Can’t get there? No worries: Shop for origami paper from Paper Tree online.
Meanwhile, if you’re hungry again, Japantown has many, many restaurant choices, which you’ll find detailed here.
We swear we’re not being lazy by refusing to recommend a particular one. But there’s no way to hit them all, so you might as well tailor your restaurant choice to your personal preference, and with more complete information from folks who have really had a chance to explore the area.
In other words, if you fall so in love with Japantown that you find yourself there at dinner—a highly plausible scenario—you’re all set.
This place? Looks Awesome. (It’s Umai Ramen House.)
Hidden Gems of San Francisco, #8: Crazy Kit Kats in the Haight
We are not suggesting that you are insane enough to try to do all this stuff in one day.
But if, by chance you are, when you’re heading west to Golden Gate Park to see the Japanese Garden, you can, conceivably, detour through the Haight.
Where you’ll find Candy’s.
Here’s why we consider it one of the hidden gems of San Francisco, East Asian edition:
Yes, my friend. You’ve doubtless heard of the many wacky flavors of Kit Kat available in Japan.
Now, you can try them yourself.
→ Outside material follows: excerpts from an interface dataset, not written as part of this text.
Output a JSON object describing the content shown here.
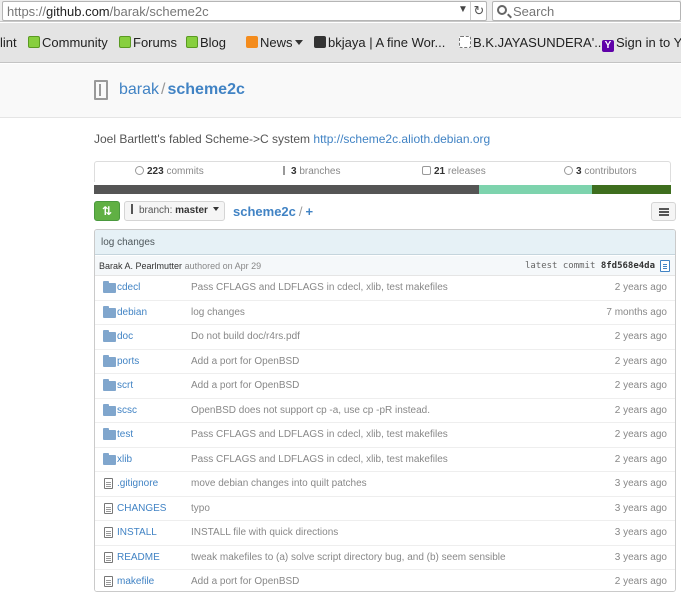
{
  "browser": {
    "url_prefix": "https://",
    "url_host": "github.com",
    "url_path": "/barak/scheme2c",
    "search_placeholder": "Search"
  },
  "bookmarks": [
    {
      "label": "lint",
      "icon": "none"
    },
    {
      "label": "Community",
      "icon": "mint-icon"
    },
    {
      "label": "Forums",
      "icon": "mint-icon"
    },
    {
      "label": "Blog",
      "icon": "mint-icon"
    },
    {
      "label": "News",
      "icon": "rss-icon"
    },
    {
      "label": "bkjaya | A fine Wor...",
      "icon": "photo-icon"
    },
    {
      "label": "B.K.JAYASUNDERA'...",
      "icon": "blank-page-icon"
    },
    {
      "label": "Sign in to Y",
      "icon": "yahoo-icon"
    }
  ],
  "repo": {
    "owner": "barak",
    "separator": "/",
    "name": "scheme2c",
    "description": "Joel Bartlett's fabled Scheme->C system",
    "homepage": "http://scheme2c.alioth.debian.org"
  },
  "summary": {
    "commits_count": "223",
    "commits_label": "commits",
    "branches_count": "3",
    "branches_label": "branches",
    "releases_count": "21",
    "releases_label": "releases",
    "contributors_count": "3",
    "contributors_label": "contributors"
  },
  "language_bar": [
    {
      "fraction": 0.668,
      "color": "#555555"
    },
    {
      "fraction": 0.195,
      "color": "#7dd3ad"
    },
    {
      "fraction": 0.137,
      "color": "#3e6e1e"
    }
  ],
  "nav": {
    "branch_prefix": "branch:",
    "branch_name": "master",
    "crumb_root": "scheme2c",
    "crumb_sep": "/",
    "crumb_add": "+"
  },
  "commit": {
    "message": "log changes",
    "author": "Barak A. Pearlmutter",
    "authored": "authored on Apr 29",
    "latest_label": "latest commit",
    "sha": "8fd568e4da"
  },
  "files": [
    {
      "type": "dir",
      "name": "cdecl",
      "message": "Pass CFLAGS and LDFLAGS in cdecl, xlib, test makefiles",
      "age": "2 years ago"
    },
    {
      "type": "dir",
      "name": "debian",
      "message": "log changes",
      "age": "7 months ago"
    },
    {
      "type": "dir",
      "name": "doc",
      "message": "Do not build doc/r4rs.pdf",
      "age": "2 years ago"
    },
    {
      "type": "dir",
      "name": "ports",
      "message": "Add a port for OpenBSD",
      "age": "2 years ago"
    },
    {
      "type": "dir",
      "name": "scrt",
      "message": "Add a port for OpenBSD",
      "age": "2 years ago"
    },
    {
      "type": "dir",
      "name": "scsc",
      "message": "OpenBSD does not support cp -a, use cp -pR instead.",
      "age": "2 years ago"
    },
    {
      "type": "dir",
      "name": "test",
      "message": "Pass CFLAGS and LDFLAGS in cdecl, xlib, test makefiles",
      "age": "2 years ago"
    },
    {
      "type": "dir",
      "name": "xlib",
      "message": "Pass CFLAGS and LDFLAGS in cdecl, xlib, test makefiles",
      "age": "2 years ago"
    },
    {
      "type": "file",
      "name": ".gitignore",
      "message": "move debian changes into quilt patches",
      "age": "3 years ago"
    },
    {
      "type": "file",
      "name": "CHANGES",
      "message": "typo",
      "age": "3 years ago"
    },
    {
      "type": "file",
      "name": "INSTALL",
      "message": "INSTALL file with quick directions",
      "age": "3 years ago"
    },
    {
      "type": "file",
      "name": "README",
      "message": "tweak makefiles to (a) solve script directory bug, and (b) seem sensible",
      "age": "3 years ago"
    },
    {
      "type": "file",
      "name": "makefile",
      "message": "Add a port for OpenBSD",
      "age": "2 years ago"
    }
  ]
}
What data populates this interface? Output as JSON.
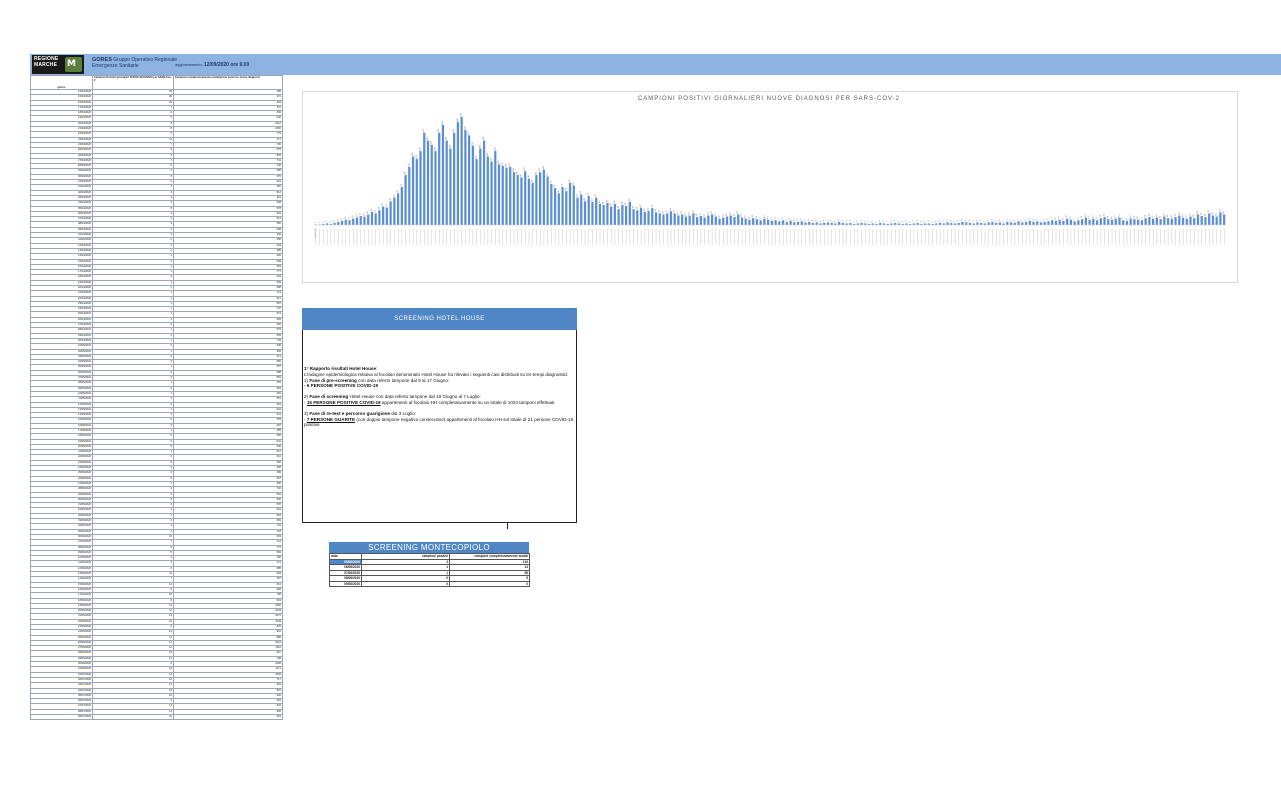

For a price.
But hey: Sakura Kit Kats!! Count me in.
Decidedly UNHidden Gems of San Francisco, #9: The Japanese Tea Garden in Golden Gate Park
I just want to live here.
You cannot take enough pictures.
Hidden Gems of San Francisco, #10: The Best Neighborhoods for Amazing East Asian Food
For years, San Franciscan friends have invited me to dinner at restaurants in the Inner Sunset, an area near Golden Gate Park.
The variety of global cuisines available in Inner Sunset inspires; not just Chinese, Thai, Japanese, and Korean, but Mexican, Middle Eastern, Indian, and, well, tons more.
Also, how often do you get to eat Burmese food? Check out the Burma Superstar menu here to get inspired.
Venture into Outer Sunset, or, on the other side of Golden Gate Park, to Outer Richmond. You’ll find San Franciscans chowing down on great, reasonably-priced food from chefs making the foods they grew up with in Laos, Cambodia, China, Japan, Korea, Thailand, Viet Nam, and…I’m sure I’ve missed a couple of cuisines.
Not being a San Franciscan or having a year to truly deep dive and give you well thought-out recommendations, I refer you to the best source for everything you need to know about Eating in SF: Eater San Francisco.